But today I think I had a little breakthrough, a la this previous post about drunkenness and relationships:
Late last night the Boyf and I had a rattle-the-rafters fight about...something. I can't really put my finger on what started it, but it had something to do with bedtime, too much "relationship cuteness," and television. There was cursing (the Boyf), there was screaming (mostly me), and there was even a little bit of crying (me again).
Ladies, I'm only speaking for myself, but feel free to chime in here if you desire: It is the LAST STRAW if a man tells me, after listening to a rant of mine, that I am "being dramatic." When I hear those words, it's akin to Marty McFly being called "chicken" in all three BTTFs. My blood boils. My face turns red. And my voice goes into this supersonic high-pitched fightin' tone that only women can truly master. I always suspect that when I go into that mode, dogs start howling in some alley somewhere and the neighbors put glass cups up to the wall to better hear my diction.

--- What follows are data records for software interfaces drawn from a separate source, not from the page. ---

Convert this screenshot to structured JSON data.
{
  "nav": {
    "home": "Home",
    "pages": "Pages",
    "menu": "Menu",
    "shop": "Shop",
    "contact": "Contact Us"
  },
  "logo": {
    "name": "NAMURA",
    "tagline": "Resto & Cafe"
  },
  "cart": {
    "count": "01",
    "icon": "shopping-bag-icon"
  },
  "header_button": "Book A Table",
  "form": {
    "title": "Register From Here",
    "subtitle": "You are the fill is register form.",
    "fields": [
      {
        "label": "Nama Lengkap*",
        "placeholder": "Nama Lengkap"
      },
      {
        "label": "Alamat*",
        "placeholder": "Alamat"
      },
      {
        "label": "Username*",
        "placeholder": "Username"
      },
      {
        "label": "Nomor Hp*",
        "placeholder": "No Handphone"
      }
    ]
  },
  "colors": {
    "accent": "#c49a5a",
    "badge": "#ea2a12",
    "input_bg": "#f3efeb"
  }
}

So, yeah, the Boyf called me "dramatic" last night, and I was none too pleased. So I did what any reasonable twentysomething New York woman with leftover Valentine's Day baking ingredients would do: I took it out on the kitchen.
Behold, the delicious brownies I made today:
But that's not my central point. My central point is that while I was wreaking cocoa-powdered havoc on my tiny kitchen, I had Dr. Phil's TV show on in the background. I think we can all agree that Dr. Phil is a charlatan, but I was thoroughly amused by Dr. Phil's "Man Camp," which is supposed to rein in chauvinistic husbands and prevent couples from divorcing, but, as far as I can tell, only succeeds in making the men madder and madder until they say wildly hurtful and inappropriate things to their wives. One guy called his wife not only "dramatic" and said she was seeking "attention" with her litany of complaints against him, but that she was also "a Hollywood actress from hell."
If I were his wife hearing that, I would have started packing my bags already. But the problem was that I was actually on his side for most of the story (which involved an overbearing mother-in-law and some issues about "sincerity" [WTF?]), so I couldn't place all my ire on him.
After seeing that, though, I had a thought: No matter how right you think you are during an argument, I think calling someone "dramatic" is incredibly dismissive. I think it's true that sometimes women and even men (I definitely dated some male drama queens) use tears to get a reaction out of their partners. If the fight isn't going well, if he's being cold, if she's being an ice queen, or if you're on the verge of being broken up with, turning on the waterworks is going to garner some sort of a shift in power, whether it's "Oh, honey, I didn't mean it. Please stop crying," or "I'm...I'm sorry. Please...uh, here... Kleenex."
But if an issue is going to be resolved, there needs to be some crying, some anger, some hurt -- all of those things that get labeled "drama" -- that shows you care. Because if you can have a knock-down, drag-out fight with your significant other stoically: without yelling, without crying, and without feeling, I think there's something wrong with that relationship.
In relationships and life, I would rather feel some ups and downs and highs and lows rather than a lulling, even keel of vanilla contentment. And if that makes me a drama queen, I'll take a one-way ticket to L.A.